──────── Information provided ────────

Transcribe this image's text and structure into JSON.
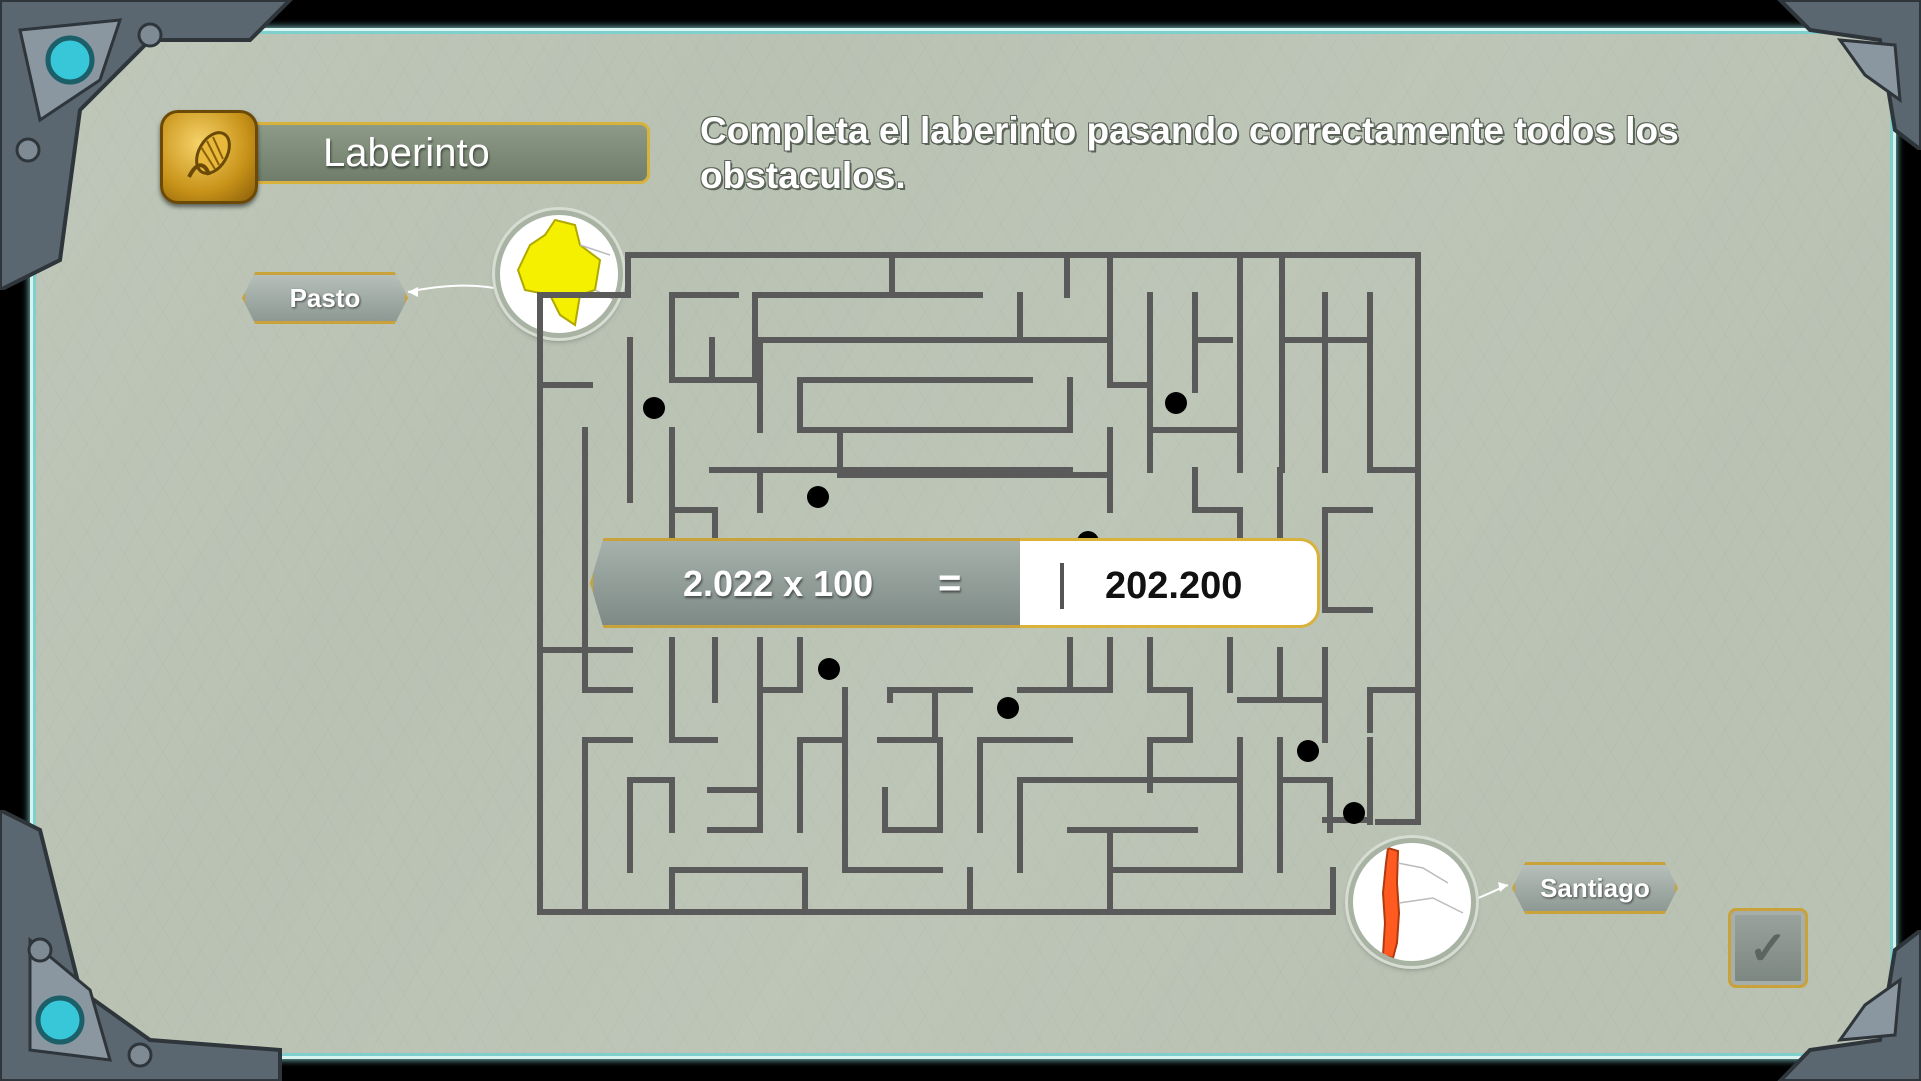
{
  "game": {
    "title": "Laberinto",
    "instruction": "Completa el laberinto pasando correctamente todos los obstaculos.",
    "start_city": "Pasto",
    "end_city": "Santiago",
    "start_country_color": "#f4f000",
    "end_country_color": "#ff5a1f"
  },
  "equation": {
    "expression": "2.022 x 100",
    "sign": "=",
    "answer": "202.200"
  },
  "icons": {
    "badge": "corn-icon",
    "check": "check-icon",
    "check_glyph": "✓"
  },
  "colors": {
    "maze_wall": "#5a5a5a",
    "background": "#b9c2b3",
    "accent_gold": "#d8b23a"
  }
}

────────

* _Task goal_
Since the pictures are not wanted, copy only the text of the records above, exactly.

* _Task solution_
Transcribe this image's text and structure into JSON.
{
  "game": {
    "title": "Laberinto",
    "instruction": "Completa el laberinto pasando correctamente todos los obstaculos.",
    "start_city": "Pasto",
    "end_city": "Santiago",
    "start_country_color": "#f4f000",
    "end_country_color": "#ff5a1f"
  },
  "equation": {
    "expression": "2.022 x 100",
    "sign": "=",
    "answer": "202.200"
  },
  "icons": {
    "badge": "corn-icon",
    "check": "check-icon",
    "check_glyph": "✓"
  },
  "colors": {
    "maze_wall": "#5a5a5a",
    "background": "#b9c2b3",
    "accent_gold": "#d8b23a"
  }
}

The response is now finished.